» **Task to carry out**: Starting at the line that contains "Transcribe this image's", return every line through the end of the entries below, exactly and with nothing else.

» **Data provided**:
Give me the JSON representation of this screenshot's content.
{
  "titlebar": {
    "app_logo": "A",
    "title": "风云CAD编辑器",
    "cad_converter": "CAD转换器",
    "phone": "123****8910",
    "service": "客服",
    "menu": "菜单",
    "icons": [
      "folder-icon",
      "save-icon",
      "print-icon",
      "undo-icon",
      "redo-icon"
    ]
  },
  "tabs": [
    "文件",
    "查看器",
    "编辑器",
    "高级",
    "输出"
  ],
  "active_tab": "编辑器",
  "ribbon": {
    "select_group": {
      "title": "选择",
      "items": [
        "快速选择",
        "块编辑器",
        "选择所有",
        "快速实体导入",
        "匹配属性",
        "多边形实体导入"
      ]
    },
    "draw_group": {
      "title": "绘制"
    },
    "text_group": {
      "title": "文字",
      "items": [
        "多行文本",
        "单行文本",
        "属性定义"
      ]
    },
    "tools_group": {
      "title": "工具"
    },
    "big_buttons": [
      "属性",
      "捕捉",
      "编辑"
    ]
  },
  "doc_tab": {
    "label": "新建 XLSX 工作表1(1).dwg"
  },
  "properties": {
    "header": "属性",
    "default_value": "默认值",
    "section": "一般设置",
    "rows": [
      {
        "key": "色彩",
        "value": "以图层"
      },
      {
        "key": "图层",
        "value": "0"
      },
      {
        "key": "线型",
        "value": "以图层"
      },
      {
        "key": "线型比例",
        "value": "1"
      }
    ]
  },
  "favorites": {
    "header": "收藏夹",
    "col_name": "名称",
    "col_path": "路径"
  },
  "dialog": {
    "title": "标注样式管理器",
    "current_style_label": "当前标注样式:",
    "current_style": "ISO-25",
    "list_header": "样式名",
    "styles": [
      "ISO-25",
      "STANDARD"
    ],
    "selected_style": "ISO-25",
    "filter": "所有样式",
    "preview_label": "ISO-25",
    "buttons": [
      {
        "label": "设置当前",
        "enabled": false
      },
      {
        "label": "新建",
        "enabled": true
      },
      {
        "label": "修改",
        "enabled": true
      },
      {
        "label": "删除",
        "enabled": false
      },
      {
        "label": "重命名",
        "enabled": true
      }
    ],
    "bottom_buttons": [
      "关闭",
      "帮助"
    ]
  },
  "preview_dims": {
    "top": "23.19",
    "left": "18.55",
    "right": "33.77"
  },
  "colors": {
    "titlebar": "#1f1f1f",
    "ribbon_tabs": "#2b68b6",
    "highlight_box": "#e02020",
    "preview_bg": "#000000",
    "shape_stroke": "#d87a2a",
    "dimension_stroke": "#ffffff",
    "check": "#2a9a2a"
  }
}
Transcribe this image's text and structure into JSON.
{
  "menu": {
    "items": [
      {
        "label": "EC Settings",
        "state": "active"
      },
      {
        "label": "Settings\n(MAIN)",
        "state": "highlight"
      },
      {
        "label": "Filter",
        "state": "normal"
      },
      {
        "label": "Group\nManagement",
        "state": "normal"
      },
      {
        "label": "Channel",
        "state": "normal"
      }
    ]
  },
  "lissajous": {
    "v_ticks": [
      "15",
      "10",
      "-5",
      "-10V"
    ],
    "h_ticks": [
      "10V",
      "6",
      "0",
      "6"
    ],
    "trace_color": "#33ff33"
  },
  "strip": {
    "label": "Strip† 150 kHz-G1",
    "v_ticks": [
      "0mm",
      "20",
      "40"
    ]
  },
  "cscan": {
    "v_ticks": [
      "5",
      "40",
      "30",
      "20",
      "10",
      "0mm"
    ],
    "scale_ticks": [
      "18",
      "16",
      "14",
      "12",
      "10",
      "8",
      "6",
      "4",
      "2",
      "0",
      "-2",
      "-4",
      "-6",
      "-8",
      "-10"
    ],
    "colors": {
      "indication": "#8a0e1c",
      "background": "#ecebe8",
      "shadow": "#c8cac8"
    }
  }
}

» **Expected answer**:
Transcribe this image's text and structure into JSON.
{
  "menu": {
    "items": [
      {
        "label": "EC Settings",
        "state": "active"
      },
      {
        "label": "Settings\n(MAIN)",
        "state": "highlight"
      },
      {
        "label": "Filter",
        "state": "normal"
      },
      {
        "label": "Group\nManagement",
        "state": "normal"
      },
      {
        "label": "Channel",
        "state": "normal"
      }
    ]
  },
  "lissajous": {
    "v_ticks": [
      "15",
      "10",
      "-5",
      "-10V"
    ],
    "h_ticks": [
      "10V",
      "6",
      "0",
      "6"
    ],
    "trace_color": "#33ff33"
  },
  "strip": {
    "label": "Strip† 150 kHz-G1",
    "v_ticks": [
      "0mm",
      "20",
      "40"
    ]
  },
  "cscan": {
    "v_ticks": [
      "5",
      "40",
      "30",
      "20",
      "10",
      "0mm"
    ],
    "scale_ticks": [
      "18",
      "16",
      "14",
      "12",
      "10",
      "8",
      "6",
      "4",
      "2",
      "0",
      "-2",
      "-4",
      "-6",
      "-8",
      "-10"
    ],
    "colors": {
      "indication": "#8a0e1c",
      "background": "#ecebe8",
      "shadow": "#c8cac8"
    }
  }
}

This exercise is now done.